• Task brief:
Every entry in this listing should be written out exactly.

• Records provided:
<<<<
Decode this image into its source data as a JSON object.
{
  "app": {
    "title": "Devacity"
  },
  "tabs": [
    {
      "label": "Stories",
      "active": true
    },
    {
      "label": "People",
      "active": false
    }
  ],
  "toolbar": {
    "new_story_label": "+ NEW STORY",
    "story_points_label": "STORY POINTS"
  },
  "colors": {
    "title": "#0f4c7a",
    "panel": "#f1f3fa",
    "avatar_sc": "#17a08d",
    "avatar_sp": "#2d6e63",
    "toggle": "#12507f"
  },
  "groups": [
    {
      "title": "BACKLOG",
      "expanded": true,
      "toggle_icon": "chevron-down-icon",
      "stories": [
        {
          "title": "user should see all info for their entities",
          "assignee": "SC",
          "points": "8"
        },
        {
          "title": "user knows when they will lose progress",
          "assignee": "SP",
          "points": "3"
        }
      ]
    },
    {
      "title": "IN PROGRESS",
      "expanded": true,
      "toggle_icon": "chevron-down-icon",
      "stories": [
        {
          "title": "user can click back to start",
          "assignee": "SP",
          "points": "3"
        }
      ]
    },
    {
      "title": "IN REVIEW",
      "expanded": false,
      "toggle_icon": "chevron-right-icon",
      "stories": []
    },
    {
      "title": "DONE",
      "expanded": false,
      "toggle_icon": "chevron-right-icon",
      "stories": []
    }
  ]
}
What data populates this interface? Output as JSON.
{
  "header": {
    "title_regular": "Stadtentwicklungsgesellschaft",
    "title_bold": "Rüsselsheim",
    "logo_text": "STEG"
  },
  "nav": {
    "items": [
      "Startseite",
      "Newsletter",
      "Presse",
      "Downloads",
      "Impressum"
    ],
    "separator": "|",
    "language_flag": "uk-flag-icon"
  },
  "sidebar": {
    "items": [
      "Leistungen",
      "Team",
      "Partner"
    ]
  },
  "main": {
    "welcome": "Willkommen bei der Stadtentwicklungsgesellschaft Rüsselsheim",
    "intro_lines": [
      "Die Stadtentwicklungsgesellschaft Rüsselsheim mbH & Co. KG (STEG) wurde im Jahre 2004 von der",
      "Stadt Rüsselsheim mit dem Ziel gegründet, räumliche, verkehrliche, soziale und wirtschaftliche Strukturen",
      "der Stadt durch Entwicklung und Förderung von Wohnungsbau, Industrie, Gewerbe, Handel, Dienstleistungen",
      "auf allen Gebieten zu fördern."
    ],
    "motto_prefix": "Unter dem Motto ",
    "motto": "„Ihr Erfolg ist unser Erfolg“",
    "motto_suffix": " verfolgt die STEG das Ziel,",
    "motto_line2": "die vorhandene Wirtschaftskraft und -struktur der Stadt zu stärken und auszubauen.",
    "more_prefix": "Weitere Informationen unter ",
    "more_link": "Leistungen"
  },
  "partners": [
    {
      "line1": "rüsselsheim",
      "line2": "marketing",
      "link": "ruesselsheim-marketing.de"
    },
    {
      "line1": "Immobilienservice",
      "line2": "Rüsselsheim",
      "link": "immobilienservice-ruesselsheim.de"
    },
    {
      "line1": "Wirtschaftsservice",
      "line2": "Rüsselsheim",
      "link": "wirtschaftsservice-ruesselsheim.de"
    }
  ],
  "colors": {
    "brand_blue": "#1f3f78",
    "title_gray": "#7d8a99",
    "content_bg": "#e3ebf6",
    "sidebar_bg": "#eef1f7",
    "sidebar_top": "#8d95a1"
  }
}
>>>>
• Written reply:
Decode this image into its source data as a JSON object.
{
  "app": {
    "title": "Devacity"
  },
  "tabs": [
    {
      "label": "Stories",
      "active": true
    },
    {
      "label": "People",
      "active": false
    }
  ],
  "toolbar": {
    "new_story_label": "+ NEW STORY",
    "story_points_label": "STORY POINTS"
  },
  "colors": {
    "title": "#0f4c7a",
    "panel": "#f1f3fa",
    "avatar_sc": "#17a08d",
    "avatar_sp": "#2d6e63",
    "toggle": "#12507f"
  },
  "groups": [
    {
      "title": "BACKLOG",
      "expanded": true,
      "toggle_icon": "chevron-down-icon",
      "stories": [
        {
          "title": "user should see all info for their entities",
          "assignee": "SC",
          "points": "8"
        },
        {
          "title": "user knows when they will lose progress",
          "assignee": "SP",
          "points": "3"
        }
      ]
    },
    {
      "title": "IN PROGRESS",
      "expanded": true,
      "toggle_icon": "chevron-down-icon",
      "stories": [
        {
          "title": "user can click back to start",
          "assignee": "SP",
          "points": "3"
        }
      ]
    },
    {
      "title": "IN REVIEW",
      "expanded": false,
      "toggle_icon": "chevron-right-icon",
      "stories": []
    },
    {
      "title": "DONE",
      "expanded": false,
      "toggle_icon": "chevron-right-icon",
      "stories": []
    }
  ]
}
What data populates this interface? Output as JSON.
{
  "header": {
    "title_regular": "Stadtentwicklungsgesellschaft",
    "title_bold": "Rüsselsheim",
    "logo_text": "STEG"
  },
  "nav": {
    "items": [
      "Startseite",
      "Newsletter",
      "Presse",
      "Downloads",
      "Impressum"
    ],
    "separator": "|",
    "language_flag": "uk-flag-icon"
  },
  "sidebar": {
    "items": [
      "Leistungen",
      "Team",
      "Partner"
    ]
  },
  "main": {
    "welcome": "Willkommen bei der Stadtentwicklungsgesellschaft Rüsselsheim",
    "intro_lines": [
      "Die Stadtentwicklungsgesellschaft Rüsselsheim mbH & Co. KG (STEG) wurde im Jahre 2004 von der",
      "Stadt Rüsselsheim mit dem Ziel gegründet, räumliche, verkehrliche, soziale und wirtschaftliche Strukturen",
      "der Stadt durch Entwicklung und Förderung von Wohnungsbau, Industrie, Gewerbe, Handel, Dienstleistungen",
      "auf allen Gebieten zu fördern."
    ],
    "motto_prefix": "Unter dem Motto ",
    "motto": "„Ihr Erfolg ist unser Erfolg“",
    "motto_suffix": " verfolgt die STEG das Ziel,",
    "motto_line2": "die vorhandene Wirtschaftskraft und -struktur der Stadt zu stärken und auszubauen.",
    "more_prefix": "Weitere Informationen unter ",
    "more_link": "Leistungen"
  },
  "partners": [
    {
      "line1": "rüsselsheim",
      "line2": "marketing",
      "link": "ruesselsheim-marketing.de"
    },
    {
      "line1": "Immobilienservice",
      "line2": "Rüsselsheim",
      "link": "immobilienservice-ruesselsheim.de"
    },
    {
      "line1": "Wirtschaftsservice",
      "line2": "Rüsselsheim",
      "link": "wirtschaftsservice-ruesselsheim.de"
    }
  ],
  "colors": {
    "brand_blue": "#1f3f78",
    "title_gray": "#7d8a99",
    "content_bg": "#e3ebf6",
    "sidebar_bg": "#eef1f7",
    "sidebar_top": "#8d95a1"
  }
}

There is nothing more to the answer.